South Sudan, the newest country in the world, has always been a major focus of AID’s work. More recently though, we have begun to operate in Uganda and Kenya too. Please read below for information on these countries which informs and inspires our work.
South Sudan emerged as a new country in 2011 after decades of civil war in which 2 million people were killed and 4 million were displaced. During this time, infrastructure was destroyed, education neglected and governance undermined.
A vast country larger than western Europe, Sudan gained independence from the UK in 1956 but remained fractured internally, with north pitted against south. Marginalised southerners sought greater representation in government whilst northerners looked to benefit from the rich resources of the south without giving locals a voice in the decision making process. These tensions escalated into the First Sudanese Civil War in 1955-1972. After 11 years of ceasefire, a second war – effectively a continuation of the first – broke out in 1983. This saw the emergence of the rebel movement: the Sudanese People’s Liberation Army (SPLA) led by Dr John Garang. In 2005, this war ended with the signing of the Comprehensive Peace Agreement (CPA) which was brokered by the US, the UK and Norway. In 2011, after a referendum in which 98.83% voted for independence, South Sudan officially gained its freedom from Sudan. South Sudan (itself larger than France) today has huge potential for development but the challenges remain enormous due to ongoing conflict and epidemic poverty.
Current Humanitarian Situation
The people of South Sudan suffer from extreme poverty and some of the world’s worst health conditions. For example, 1 in 28 women die in childbirth and 1 in 7 children die before their 5th birthday. However, churches of all denominations are strong and have a reach into every community. Furthermore, the church is trusted, having played a vital role in supporting local people throughout decades of conflict. With meagre resources but enormous trust and faith, the church often intervened in the face of extreme violence and oppression. Churches can play a central role in future efforts to stabilise South Sudan.
Current Political Situation
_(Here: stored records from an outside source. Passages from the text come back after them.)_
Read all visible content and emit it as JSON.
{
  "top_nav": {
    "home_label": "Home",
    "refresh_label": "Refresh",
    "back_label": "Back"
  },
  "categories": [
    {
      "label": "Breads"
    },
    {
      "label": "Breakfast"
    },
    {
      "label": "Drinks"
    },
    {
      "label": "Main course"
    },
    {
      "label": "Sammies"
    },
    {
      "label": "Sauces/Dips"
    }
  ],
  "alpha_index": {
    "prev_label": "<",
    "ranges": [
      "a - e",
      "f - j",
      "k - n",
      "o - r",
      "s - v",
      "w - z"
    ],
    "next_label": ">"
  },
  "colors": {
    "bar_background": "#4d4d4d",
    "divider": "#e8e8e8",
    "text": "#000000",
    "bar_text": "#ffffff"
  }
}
Since becoming independent in 2011, South Sudan has once again fallen into civil war which is the result of corrupt leadership in opposing groups seeking dominance and control. This is highlighted by Transparency International’s most recent ‘Corruption Perceptions Index’ (2017) in which South Sudan ranked 179th (out of 180 countries), indicating widespread, entrenched corruption. Thousands are crossing the border daily to escape violence and insecurity. Though full blown war seems more unlikely as time passes, the country is stagnant and hope is distant. However, we trust the Lord God who is faithful and strong: ‘Those who hope in the Lord will renew their strength. They will soar on wings like eagles; they will run and not grow weary, they will walk and not be faint’ (Isaiah 40:31).
Uganda gained independence from Britain in 1962 and since then has endured periods of conflict and civil war. However, it is now relatively peaceful and developing, though corruption is still a concern. It is the world’s second most populous landlocked country and has been governed by President Museveni since 1986.
AID is training South Sudanese students to be health workers at the National Institute of Health Sciences in Kampala. More recently, it has started an agriculture programme in the north of Uganda, working in partnership with Life Gospel Ministries and Foundations for Farming both with South Sudanese refugees and Ugandans.
Kenya gained independence from Britain in 1963 and has the largest GDP in East and Central Africa. AID is currently working to support a microfinance project started by the diocese of Kirinyaga.